A casino is a gaming facility that offers customers a chance to place bets on various games of chance. These facilities are usually attached to restaurants and prime entertainment venues. Customers can take advantage of free meals and drinks while they play.
Modern casinos offer a variety of table games. Some include roulette, baccarat, craps, and poker. Casinos also have slots. Slots are controlled by computer chips that determine payouts. There are many variations of slot machines, including video poker.
Casinos use advanced security systems. The ceilings are often lined with cameras, which monitor every doorway and window. Additionally, specialized surveillance personnel are on hand to watch the entire casino at once.
In order to make money, casinos must have a positive house edge. This advantage is calculated by analyzing the odds of each game. It tells the casino how much money they will win over the long run.
The house advantage is typically less than two percent. However, it can vary depending on the number of tables and players.
Many players get superstitious about their games. This can lead to irrational decisions. For instance, a player may change the dealer after he has been dealt bad cards. They might also feel that the new dealer is skilled in “cooling” the game.

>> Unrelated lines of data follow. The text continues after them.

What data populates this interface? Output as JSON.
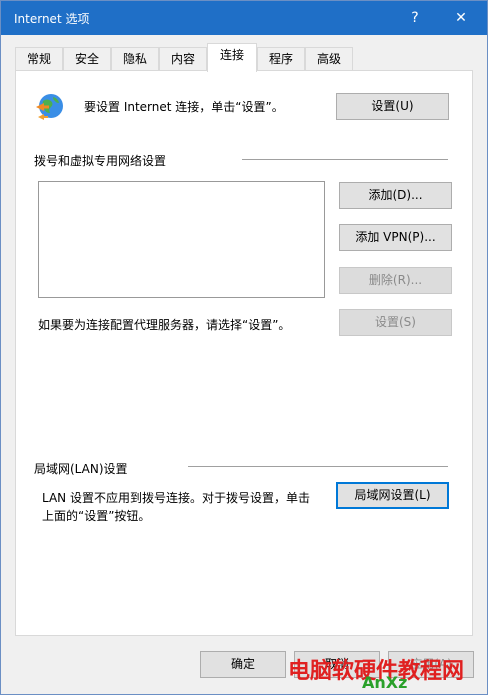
{
  "window": {
    "title": "Internet 选项",
    "help_glyph": "?",
    "close_glyph": "✕"
  },
  "tabs": [
    {
      "label": "常规"
    },
    {
      "label": "安全"
    },
    {
      "label": "隐私"
    },
    {
      "label": "内容"
    },
    {
      "label": "连接"
    },
    {
      "label": "程序"
    },
    {
      "label": "高级"
    }
  ],
  "active_tab": "连接",
  "connection": {
    "setup_text": "要设置 Internet 连接，单击“设置”。",
    "setup_button": "设置(U)"
  },
  "dialup": {
    "heading": "拨号和虚拟专用网络设置",
    "add_button": "添加(D)...",
    "add_vpn_button": "添加 VPN(P)...",
    "remove_button": "删除(R)...",
    "proxy_text": "如果要为连接配置代理服务器，请选择“设置”。",
    "settings_button": "设置(S)"
  },
  "lan": {
    "heading": "局域网(LAN)设置",
    "description_line1": "LAN 设置不应用到拨号连接。对于拨号设置，单击",
    "description_line2": "上面的“设置”按钮。",
    "lan_button": "局域网设置(L)"
  },
  "footer": {
    "ok_button": "确定",
    "cancel_button": "取消",
    "apply_button": "应用(A)"
  },
  "watermark": {
    "text": "电脑软硬件教程网",
    "sub": "AnXz"
  },
  "colors": {
    "titlebar": "#1f6fc7",
    "accent": "#0078d7",
    "watermark": "#e02020"
  }
}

Superstitions can have a negative impact on casinos. Casino owners and managers must understand the mathematical expectation of winning for each game. As a result, casinos will rarely lose money on the games they offer.